Scan the records for "JSON" and copy each line that contains it.

*** Block opens ***

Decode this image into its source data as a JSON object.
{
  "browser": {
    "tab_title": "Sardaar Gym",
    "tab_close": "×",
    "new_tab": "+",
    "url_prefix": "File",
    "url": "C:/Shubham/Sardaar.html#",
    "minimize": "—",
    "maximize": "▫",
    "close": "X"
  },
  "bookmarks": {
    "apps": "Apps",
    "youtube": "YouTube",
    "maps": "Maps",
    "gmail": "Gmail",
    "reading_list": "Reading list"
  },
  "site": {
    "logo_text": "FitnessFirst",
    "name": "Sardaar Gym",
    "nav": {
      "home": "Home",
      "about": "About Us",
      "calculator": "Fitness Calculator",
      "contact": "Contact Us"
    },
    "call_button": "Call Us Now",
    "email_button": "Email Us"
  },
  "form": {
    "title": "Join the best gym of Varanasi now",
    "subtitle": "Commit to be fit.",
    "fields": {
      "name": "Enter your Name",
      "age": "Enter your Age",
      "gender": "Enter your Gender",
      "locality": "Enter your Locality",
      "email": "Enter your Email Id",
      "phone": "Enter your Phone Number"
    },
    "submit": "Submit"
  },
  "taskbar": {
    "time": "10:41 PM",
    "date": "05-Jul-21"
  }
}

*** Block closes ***
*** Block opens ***

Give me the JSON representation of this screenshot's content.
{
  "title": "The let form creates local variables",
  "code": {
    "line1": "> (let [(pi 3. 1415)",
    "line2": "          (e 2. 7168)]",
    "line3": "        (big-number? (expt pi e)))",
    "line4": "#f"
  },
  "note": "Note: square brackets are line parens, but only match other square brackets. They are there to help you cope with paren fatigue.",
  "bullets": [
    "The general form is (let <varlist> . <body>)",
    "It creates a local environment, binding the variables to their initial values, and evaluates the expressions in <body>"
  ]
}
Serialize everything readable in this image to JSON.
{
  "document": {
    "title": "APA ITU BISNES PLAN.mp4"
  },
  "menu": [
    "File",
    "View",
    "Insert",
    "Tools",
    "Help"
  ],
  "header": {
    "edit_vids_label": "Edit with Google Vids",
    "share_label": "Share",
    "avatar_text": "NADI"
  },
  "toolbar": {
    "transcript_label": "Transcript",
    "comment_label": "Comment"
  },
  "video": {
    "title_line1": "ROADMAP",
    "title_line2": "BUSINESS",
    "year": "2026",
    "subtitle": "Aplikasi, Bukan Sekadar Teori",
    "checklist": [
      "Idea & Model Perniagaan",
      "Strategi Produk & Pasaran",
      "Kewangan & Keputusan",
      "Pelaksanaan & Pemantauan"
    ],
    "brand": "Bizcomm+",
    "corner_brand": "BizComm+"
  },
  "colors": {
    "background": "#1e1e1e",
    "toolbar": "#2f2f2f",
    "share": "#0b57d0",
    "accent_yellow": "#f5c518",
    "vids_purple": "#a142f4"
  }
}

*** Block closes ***
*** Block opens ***

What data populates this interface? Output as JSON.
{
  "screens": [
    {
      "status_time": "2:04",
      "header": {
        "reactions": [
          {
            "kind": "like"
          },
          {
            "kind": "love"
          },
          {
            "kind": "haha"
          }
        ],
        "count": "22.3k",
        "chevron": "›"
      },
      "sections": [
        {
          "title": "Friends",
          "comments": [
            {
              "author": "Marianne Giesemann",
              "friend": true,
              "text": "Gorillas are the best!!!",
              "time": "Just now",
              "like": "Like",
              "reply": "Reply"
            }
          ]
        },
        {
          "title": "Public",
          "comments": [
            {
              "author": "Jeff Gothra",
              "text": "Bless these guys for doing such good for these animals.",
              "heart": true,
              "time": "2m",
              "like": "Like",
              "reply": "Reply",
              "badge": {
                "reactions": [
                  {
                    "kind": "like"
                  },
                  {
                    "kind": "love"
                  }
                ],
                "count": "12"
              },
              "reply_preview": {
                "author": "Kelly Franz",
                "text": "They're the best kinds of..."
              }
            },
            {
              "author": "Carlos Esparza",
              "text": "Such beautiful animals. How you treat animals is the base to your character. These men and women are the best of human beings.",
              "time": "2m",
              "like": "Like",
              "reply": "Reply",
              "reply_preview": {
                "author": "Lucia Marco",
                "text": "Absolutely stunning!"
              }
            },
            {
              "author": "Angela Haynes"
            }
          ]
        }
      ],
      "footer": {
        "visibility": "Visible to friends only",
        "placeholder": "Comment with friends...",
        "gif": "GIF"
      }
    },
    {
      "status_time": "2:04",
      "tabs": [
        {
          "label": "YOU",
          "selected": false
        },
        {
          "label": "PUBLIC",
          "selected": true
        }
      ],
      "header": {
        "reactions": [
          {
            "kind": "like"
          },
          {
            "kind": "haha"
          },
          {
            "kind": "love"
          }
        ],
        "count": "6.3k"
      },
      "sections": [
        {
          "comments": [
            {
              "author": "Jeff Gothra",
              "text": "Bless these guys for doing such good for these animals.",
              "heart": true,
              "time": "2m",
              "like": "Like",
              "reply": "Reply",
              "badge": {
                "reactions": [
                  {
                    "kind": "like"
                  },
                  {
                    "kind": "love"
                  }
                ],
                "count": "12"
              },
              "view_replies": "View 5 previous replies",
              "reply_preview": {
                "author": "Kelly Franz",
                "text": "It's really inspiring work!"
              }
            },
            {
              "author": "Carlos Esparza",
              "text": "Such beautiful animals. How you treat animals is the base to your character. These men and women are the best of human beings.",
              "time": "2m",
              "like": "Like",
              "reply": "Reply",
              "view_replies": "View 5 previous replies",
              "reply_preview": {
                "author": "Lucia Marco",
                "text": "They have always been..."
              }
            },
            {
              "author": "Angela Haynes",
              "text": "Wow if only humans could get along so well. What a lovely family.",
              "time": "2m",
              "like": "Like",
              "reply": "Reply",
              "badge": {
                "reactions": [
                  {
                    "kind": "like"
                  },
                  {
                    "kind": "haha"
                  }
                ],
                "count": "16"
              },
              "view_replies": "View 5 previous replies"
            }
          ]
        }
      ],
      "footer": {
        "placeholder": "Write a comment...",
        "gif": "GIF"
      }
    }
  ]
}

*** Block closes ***

▶ Result of the task:
Decode this image into its source data as a JSON object.
Give me the JSON representation of this screenshot's content.
Serialize everything readable in this image to JSON.
What data populates this interface? Output as JSON.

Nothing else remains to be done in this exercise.